That means that if Iowa State committed a normal number of turnovers, the Cyclones would have produced 1.10 points per possession, a pretty good offensive day (West Virginia is No. 2 in Big 12 play in PPP at 1.099).
In conference play, the Longhorns are allowing 1.014 PPP, so Texas can certainly do better. And that will be necessary, as the Longhorns don't really have the weapons to compete in a shootout, and they can't count on a similarly butter-fingered Cyclone performance in Ames.
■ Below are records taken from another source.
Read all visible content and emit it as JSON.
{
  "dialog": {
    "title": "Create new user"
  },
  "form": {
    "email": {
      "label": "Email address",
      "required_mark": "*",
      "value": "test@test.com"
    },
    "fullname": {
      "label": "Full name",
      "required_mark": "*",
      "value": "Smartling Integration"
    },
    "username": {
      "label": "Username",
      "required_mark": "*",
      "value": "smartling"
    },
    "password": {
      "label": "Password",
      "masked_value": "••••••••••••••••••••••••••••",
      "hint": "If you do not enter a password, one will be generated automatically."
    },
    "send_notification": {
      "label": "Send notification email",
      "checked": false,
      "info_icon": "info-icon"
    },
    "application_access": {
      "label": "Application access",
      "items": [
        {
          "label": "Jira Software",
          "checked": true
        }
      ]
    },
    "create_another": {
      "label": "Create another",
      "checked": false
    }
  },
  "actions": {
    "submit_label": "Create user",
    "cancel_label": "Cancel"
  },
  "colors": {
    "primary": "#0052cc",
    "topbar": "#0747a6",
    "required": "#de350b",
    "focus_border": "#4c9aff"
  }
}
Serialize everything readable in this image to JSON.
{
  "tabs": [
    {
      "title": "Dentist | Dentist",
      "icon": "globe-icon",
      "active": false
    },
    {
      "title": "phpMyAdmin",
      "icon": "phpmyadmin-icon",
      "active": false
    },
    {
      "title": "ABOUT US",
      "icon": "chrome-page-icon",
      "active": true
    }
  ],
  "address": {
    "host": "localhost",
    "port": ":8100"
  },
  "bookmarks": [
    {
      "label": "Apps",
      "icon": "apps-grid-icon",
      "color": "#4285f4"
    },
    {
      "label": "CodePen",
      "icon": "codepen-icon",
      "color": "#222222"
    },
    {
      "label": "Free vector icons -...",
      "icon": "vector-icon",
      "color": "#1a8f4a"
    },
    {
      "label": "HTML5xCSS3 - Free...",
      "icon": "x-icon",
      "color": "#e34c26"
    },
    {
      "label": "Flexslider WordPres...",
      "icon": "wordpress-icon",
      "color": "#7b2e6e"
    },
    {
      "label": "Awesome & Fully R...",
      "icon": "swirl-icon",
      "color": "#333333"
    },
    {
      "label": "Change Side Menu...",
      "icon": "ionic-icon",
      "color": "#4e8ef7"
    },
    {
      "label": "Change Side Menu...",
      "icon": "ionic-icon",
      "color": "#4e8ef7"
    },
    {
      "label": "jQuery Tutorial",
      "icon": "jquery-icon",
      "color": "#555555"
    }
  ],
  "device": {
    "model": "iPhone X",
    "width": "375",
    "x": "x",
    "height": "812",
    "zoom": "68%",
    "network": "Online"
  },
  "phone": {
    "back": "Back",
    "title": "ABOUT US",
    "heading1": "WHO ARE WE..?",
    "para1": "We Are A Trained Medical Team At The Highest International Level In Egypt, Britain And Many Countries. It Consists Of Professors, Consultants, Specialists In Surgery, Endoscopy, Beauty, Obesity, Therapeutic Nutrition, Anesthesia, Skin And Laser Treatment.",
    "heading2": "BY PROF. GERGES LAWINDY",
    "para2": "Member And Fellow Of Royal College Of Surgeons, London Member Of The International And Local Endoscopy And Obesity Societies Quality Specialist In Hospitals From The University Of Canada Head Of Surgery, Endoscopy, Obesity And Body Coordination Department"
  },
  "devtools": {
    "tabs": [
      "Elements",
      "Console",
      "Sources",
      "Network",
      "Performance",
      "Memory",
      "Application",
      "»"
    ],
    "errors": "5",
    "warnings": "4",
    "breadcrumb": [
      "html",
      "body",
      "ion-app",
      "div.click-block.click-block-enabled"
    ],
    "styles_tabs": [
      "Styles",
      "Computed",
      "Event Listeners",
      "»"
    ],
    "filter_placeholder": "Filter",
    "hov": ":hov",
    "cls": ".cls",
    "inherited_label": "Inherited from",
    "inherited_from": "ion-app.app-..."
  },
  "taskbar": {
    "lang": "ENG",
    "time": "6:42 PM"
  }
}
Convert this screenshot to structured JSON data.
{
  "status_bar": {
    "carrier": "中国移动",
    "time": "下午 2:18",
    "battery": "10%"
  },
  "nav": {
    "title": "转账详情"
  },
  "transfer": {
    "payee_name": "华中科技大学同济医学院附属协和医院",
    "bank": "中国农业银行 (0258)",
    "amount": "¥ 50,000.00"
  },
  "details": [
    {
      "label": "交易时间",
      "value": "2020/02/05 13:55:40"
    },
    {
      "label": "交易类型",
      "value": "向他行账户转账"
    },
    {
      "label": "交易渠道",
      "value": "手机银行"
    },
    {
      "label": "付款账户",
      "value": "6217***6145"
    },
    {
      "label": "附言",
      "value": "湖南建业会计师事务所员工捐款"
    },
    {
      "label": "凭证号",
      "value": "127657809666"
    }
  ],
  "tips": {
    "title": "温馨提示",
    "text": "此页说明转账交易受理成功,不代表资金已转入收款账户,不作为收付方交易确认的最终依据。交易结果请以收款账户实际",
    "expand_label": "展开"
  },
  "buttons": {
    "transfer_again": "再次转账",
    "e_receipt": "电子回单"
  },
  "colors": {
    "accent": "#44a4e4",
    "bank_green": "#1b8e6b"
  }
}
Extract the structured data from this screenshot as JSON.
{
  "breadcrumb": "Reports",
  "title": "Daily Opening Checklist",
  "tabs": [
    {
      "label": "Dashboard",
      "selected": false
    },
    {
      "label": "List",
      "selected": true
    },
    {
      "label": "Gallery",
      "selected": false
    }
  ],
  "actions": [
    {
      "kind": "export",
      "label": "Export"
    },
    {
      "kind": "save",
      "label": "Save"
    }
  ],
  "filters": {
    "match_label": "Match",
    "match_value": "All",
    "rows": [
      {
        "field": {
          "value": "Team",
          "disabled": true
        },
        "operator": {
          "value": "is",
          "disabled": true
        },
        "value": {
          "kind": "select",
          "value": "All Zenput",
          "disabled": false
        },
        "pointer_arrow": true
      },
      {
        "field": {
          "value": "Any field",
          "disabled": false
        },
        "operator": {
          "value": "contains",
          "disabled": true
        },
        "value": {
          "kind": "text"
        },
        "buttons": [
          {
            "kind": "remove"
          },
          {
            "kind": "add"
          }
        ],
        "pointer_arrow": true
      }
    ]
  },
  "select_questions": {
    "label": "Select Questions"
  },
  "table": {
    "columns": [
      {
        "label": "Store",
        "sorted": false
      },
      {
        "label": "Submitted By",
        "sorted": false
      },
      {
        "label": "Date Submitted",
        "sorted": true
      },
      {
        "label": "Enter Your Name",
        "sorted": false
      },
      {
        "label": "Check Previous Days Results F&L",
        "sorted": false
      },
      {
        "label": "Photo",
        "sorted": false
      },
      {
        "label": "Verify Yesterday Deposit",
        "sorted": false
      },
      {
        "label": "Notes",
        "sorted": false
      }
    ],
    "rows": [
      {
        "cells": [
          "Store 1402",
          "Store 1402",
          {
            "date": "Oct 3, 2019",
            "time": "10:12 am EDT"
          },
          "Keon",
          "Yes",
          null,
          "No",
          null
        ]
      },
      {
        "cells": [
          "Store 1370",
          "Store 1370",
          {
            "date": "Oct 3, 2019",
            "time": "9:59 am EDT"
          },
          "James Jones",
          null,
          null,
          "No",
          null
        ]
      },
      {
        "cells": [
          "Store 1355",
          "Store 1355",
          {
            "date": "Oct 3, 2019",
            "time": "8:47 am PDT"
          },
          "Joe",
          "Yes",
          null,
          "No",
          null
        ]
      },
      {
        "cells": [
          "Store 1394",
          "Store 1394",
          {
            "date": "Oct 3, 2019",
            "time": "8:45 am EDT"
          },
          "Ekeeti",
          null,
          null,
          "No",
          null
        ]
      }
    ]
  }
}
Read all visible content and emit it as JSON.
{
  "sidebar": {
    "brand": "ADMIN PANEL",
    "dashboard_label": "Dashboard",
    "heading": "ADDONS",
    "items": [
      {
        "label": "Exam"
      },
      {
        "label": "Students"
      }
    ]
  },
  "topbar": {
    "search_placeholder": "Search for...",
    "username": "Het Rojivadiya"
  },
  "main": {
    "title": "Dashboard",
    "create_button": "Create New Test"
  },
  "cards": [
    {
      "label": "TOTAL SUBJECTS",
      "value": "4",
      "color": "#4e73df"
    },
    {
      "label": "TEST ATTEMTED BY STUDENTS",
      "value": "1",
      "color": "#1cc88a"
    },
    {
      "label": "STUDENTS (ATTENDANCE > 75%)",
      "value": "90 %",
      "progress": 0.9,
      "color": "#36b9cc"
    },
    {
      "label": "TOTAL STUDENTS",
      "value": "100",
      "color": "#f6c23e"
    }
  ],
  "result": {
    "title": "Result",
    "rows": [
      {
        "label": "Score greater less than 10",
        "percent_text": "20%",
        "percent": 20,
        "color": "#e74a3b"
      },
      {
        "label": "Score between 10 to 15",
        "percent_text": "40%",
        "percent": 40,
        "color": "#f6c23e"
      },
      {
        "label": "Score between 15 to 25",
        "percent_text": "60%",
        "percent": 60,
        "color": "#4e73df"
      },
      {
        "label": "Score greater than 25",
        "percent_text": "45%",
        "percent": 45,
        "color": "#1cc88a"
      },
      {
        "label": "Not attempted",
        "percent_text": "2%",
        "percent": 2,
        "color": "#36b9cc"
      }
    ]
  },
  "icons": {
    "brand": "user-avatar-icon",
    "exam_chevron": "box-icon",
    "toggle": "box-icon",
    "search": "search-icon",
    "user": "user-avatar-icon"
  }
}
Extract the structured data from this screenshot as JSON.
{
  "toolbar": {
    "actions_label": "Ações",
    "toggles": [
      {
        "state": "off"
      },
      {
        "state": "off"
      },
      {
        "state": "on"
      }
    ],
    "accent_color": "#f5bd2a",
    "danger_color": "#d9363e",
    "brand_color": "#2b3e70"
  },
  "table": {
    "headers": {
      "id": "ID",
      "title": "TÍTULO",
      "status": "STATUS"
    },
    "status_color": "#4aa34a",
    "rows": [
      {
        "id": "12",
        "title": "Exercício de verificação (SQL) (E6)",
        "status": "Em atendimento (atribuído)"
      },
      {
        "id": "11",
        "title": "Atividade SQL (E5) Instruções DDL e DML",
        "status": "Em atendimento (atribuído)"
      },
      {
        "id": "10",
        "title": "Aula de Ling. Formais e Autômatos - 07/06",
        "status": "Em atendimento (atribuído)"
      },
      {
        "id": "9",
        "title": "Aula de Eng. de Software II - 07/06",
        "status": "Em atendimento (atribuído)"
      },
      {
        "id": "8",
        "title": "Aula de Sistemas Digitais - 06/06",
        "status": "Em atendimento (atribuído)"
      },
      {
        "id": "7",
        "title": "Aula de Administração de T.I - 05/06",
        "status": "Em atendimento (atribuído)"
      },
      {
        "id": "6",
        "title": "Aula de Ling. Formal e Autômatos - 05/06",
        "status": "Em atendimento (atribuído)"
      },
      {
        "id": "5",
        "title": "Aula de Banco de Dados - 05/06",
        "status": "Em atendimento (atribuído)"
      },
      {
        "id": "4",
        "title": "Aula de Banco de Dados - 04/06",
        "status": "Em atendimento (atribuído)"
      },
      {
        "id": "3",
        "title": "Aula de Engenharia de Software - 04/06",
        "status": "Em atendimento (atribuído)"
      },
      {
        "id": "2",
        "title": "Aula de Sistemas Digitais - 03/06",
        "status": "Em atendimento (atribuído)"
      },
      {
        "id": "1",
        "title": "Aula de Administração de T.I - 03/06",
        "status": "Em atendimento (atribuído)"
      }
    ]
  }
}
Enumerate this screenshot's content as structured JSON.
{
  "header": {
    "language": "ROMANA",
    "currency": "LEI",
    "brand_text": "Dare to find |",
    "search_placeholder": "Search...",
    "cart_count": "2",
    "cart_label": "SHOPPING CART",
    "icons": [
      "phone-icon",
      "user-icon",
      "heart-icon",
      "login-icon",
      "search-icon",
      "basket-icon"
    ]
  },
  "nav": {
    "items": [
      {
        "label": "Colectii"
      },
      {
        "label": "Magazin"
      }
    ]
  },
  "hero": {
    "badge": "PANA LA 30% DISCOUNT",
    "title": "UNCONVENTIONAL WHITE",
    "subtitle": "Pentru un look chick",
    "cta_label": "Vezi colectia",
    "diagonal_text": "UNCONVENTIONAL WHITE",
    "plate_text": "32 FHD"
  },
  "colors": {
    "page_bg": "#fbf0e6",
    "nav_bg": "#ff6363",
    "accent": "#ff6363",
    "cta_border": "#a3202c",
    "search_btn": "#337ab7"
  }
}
Texas needs to do what it does best: contest everything around the rim, get out and challenge looks on the perimeter as the Longhorns have improved at doing and rebound the heck out of the ball. Texas is the Big 12's second-best offensive rebounding team, and the Longhorns have an extreme size/length advantage over the Cyclones.
This one will probably come down to those matchups. Does Texas get the most out of its interior players, as the Longhorns did in Austin? Or are Niang and Ejim able to exploit quickness advantages and build an efficient offensive day?
Either way, it'll be tough to pull out a win. Texas hasn't won in Ames since Hoiberg took over as coach. But if the Longhorns want to remain in the Big 12 hunt, winning Tuesday is a must win … the Jayhawks have already completed their sweep of the Cyclones.